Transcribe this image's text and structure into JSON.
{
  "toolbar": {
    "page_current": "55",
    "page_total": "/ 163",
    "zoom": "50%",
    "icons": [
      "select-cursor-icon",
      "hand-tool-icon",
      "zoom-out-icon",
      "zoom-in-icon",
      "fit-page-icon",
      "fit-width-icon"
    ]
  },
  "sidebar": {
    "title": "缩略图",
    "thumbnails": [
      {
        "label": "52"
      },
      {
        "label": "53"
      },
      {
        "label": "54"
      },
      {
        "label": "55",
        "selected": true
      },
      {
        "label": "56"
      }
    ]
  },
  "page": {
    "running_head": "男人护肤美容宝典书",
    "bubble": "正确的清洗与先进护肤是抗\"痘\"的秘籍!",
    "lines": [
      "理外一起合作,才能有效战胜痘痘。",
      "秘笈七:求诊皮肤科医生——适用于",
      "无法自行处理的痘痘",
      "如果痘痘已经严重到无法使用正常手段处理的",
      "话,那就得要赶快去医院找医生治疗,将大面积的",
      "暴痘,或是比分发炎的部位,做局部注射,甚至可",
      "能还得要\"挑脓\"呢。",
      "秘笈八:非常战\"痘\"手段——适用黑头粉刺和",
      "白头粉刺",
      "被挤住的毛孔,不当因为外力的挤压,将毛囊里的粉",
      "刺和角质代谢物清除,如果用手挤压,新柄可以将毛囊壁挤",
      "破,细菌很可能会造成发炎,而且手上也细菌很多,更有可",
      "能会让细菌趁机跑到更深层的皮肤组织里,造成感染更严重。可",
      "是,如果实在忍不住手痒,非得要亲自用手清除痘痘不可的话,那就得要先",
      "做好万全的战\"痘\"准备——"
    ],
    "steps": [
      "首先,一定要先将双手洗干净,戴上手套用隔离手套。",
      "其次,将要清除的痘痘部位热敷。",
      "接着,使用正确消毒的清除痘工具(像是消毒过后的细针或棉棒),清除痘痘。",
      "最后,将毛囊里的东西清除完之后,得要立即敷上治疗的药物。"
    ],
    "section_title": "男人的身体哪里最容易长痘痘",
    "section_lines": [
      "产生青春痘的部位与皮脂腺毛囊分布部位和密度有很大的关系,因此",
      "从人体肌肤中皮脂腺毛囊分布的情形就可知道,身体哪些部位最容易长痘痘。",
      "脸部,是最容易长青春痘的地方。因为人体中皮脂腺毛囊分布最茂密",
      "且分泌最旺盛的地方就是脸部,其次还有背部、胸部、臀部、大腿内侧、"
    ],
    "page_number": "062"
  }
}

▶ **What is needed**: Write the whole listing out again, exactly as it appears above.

▶ **Result**:
Transcribe this image's text and structure into JSON.
{
  "toolbar": {
    "page_current": "55",
    "page_total": "/ 163",
    "zoom": "50%",
    "icons": [
      "select-cursor-icon",
      "hand-tool-icon",
      "zoom-out-icon",
      "zoom-in-icon",
      "fit-page-icon",
      "fit-width-icon"
    ]
  },
  "sidebar": {
    "title": "缩略图",
    "thumbnails": [
      {
        "label": "52"
      },
      {
        "label": "53"
      },
      {
        "label": "54"
      },
      {
        "label": "55",
        "selected": true
      },
      {
        "label": "56"
      }
    ]
  },
  "page": {
    "running_head": "男人护肤美容宝典书",
    "bubble": "正确的清洗与先进护肤是抗\"痘\"的秘籍!",
    "lines": [
      "理外一起合作,才能有效战胜痘痘。",
      "秘笈七:求诊皮肤科医生——适用于",
      "无法自行处理的痘痘",
      "如果痘痘已经严重到无法使用正常手段处理的",
      "话,那就得要赶快去医院找医生治疗,将大面积的",
      "暴痘,或是比分发炎的部位,做局部注射,甚至可",
      "能还得要\"挑脓\"呢。",
      "秘笈八:非常战\"痘\"手段——适用黑头粉刺和",
      "白头粉刺",
      "被挤住的毛孔,不当因为外力的挤压,将毛囊里的粉",
      "刺和角质代谢物清除,如果用手挤压,新柄可以将毛囊壁挤",
      "破,细菌很可能会造成发炎,而且手上也细菌很多,更有可",
      "能会让细菌趁机跑到更深层的皮肤组织里,造成感染更严重。可",
      "是,如果实在忍不住手痒,非得要亲自用手清除痘痘不可的话,那就得要先",
      "做好万全的战\"痘\"准备——"
    ],
    "steps": [
      "首先,一定要先将双手洗干净,戴上手套用隔离手套。",
      "其次,将要清除的痘痘部位热敷。",
      "接着,使用正确消毒的清除痘工具(像是消毒过后的细针或棉棒),清除痘痘。",
      "最后,将毛囊里的东西清除完之后,得要立即敷上治疗的药物。"
    ],
    "section_title": "男人的身体哪里最容易长痘痘",
    "section_lines": [
      "产生青春痘的部位与皮脂腺毛囊分布部位和密度有很大的关系,因此",
      "从人体肌肤中皮脂腺毛囊分布的情形就可知道,身体哪些部位最容易长痘痘。",
      "脸部,是最容易长青春痘的地方。因为人体中皮脂腺毛囊分布最茂密",
      "且分泌最旺盛的地方就是脸部,其次还有背部、胸部、臀部、大腿内侧、"
    ],
    "page_number": "062"
  }
}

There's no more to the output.